Or think about the fact that not long ago, even relatively casual music fans listened to their favorite music with the care and attention one gives to something of consequence. Today, songs flood through people’s digital existences at a tempo that debilitates a sense of custody or care.
Or maybe just think about this: when you had to take yourself in the three-dimensional world to a physical retail store, flip through material items to find something of your liking, and pay actual hard currency to take possession of your music item, and when that music item might be one of only two or three you might take possession of in, maybe, a month or two, well then you damn well made sure you sat and listened hard to the thing, and plenty more than once or twice.”
Read the full article here.
As part of my documentary I’ve asked people to describe a memorable listening moment. This clip features Jeff Thompson and James Michie talking through some formative listening experiences.
Here’s a little flavour of the documentary, I recently interviewed Greg Wilson as part of the project.
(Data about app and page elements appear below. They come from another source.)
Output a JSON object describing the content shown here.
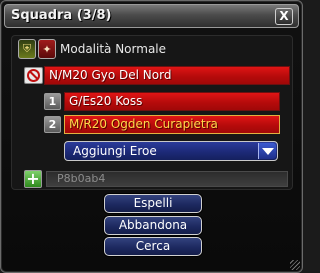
{
  "window": {
    "title": "Squadra (3/8)",
    "close_label": "X"
  },
  "mode": {
    "label": "Modalità Normale",
    "icons": [
      "mode-helmet-icon",
      "mode-shield-icon"
    ]
  },
  "party": {
    "leader": {
      "name": "N/M20 Gyo Del Nord",
      "icon": "leader-ban-icon"
    },
    "members": [
      {
        "slot": "1",
        "name": "G/Es20 Koss",
        "selected": false
      },
      {
        "slot": "2",
        "name": "M/R20 Ogden Curapietra",
        "selected": true
      }
    ]
  },
  "hero_dropdown": {
    "selected": "Aggiungi Eroe"
  },
  "add_player": {
    "button_label": "+",
    "value": "P8b0ab4"
  },
  "actions": {
    "kick": "Espelli",
    "leave": "Abbandona",
    "search": "Cerca"
  },
  "colors": {
    "member_bar": "#c81010",
    "selected_text": "#ffd84a",
    "dropdown_blue": "#1d2a78"
  }
}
The full interview will be in the finished doc.
An excellent interview with Fort Romeau up on Fact that has lots of parallels with this project. A couple of snippets:
“In contemporary life, our attention is more fractured and intermittent than at any point in human history. If you by any chance you are reading this, it’s probable you have at least 4 other browser windows open, perhaps a beeping Twitter application, two conversations on Facebook, a YouTube video paused and a song playing on Spotify all whilst checking your emails for the second time in as many minutes, to try and avoid whatever it is you are supposed to be doing on Excel/Word/Illustrator, etc”
“We simply do not pay enough attention. The activities which require most mental energy are often rushed or avoided, and our enjoyment and fulfillment consequently suffer. So I propose vinyl listening, not as a replacement, but as a vital supplement to the digital, instant, virtual world. It provides us with a connection to the physical and tangible world that we are rapidly leaving behind”
Sound familiar? read the full article here.
I recently did an interview with Chorus & Echo about this very project, have a read of it here.
The next record in Greg Wilson’s ‘Living To Music’ series is Pink Floyd’s ‘Wish You Were Here’. If you are not familiar with Greg’s series here are the details:
It’s so rare these days that you see a group of people sit quietly in a room and really listen to music. Even if that’s the intention, no sooner has the first track started than two begin talking, or maybe another answers their mobile and is chatting away to someone elsewhere. Even silence is deceptive, as on the scene ‘breaking news’ is conveyed to absent friends via text, twitter or facebook.
These people may think they’re listening, but their ears are passive – they’re hearing but not feeling what they hear. To truly listen is to actively absorb yourself without distraction – to respectfully pay the proper attention that the artist who made that music hoped it would be given.
You can read the full post here. Sunday’s session starts at 9pm (British time). See you there?
The Digital Human is an excellent podcast on BBC Radio 4, it looks at how technology is shaping our lives. Episode seven is particularly interesting as it poses the question ‘Can serendipity be engineered by digital systems?’
Serendipity is a subject that always intrigues me, this episode of the series through up some very interesting parallels with this project. The theory of Dérive is mentioned:
‘In a dérive one or more persons during a certain period drop their relations, their work and leisure activities, and all their other usual motives for movement and action, and let themselves be drawn by the attractions of the terrain and the encounters they find there. Chance is a less important factor in this activity than one might think: from a dérive point of view cities have psychogeographical contours, with constant currents, fixed points and vortexes that strongly discourage entry into or exit from certain zones’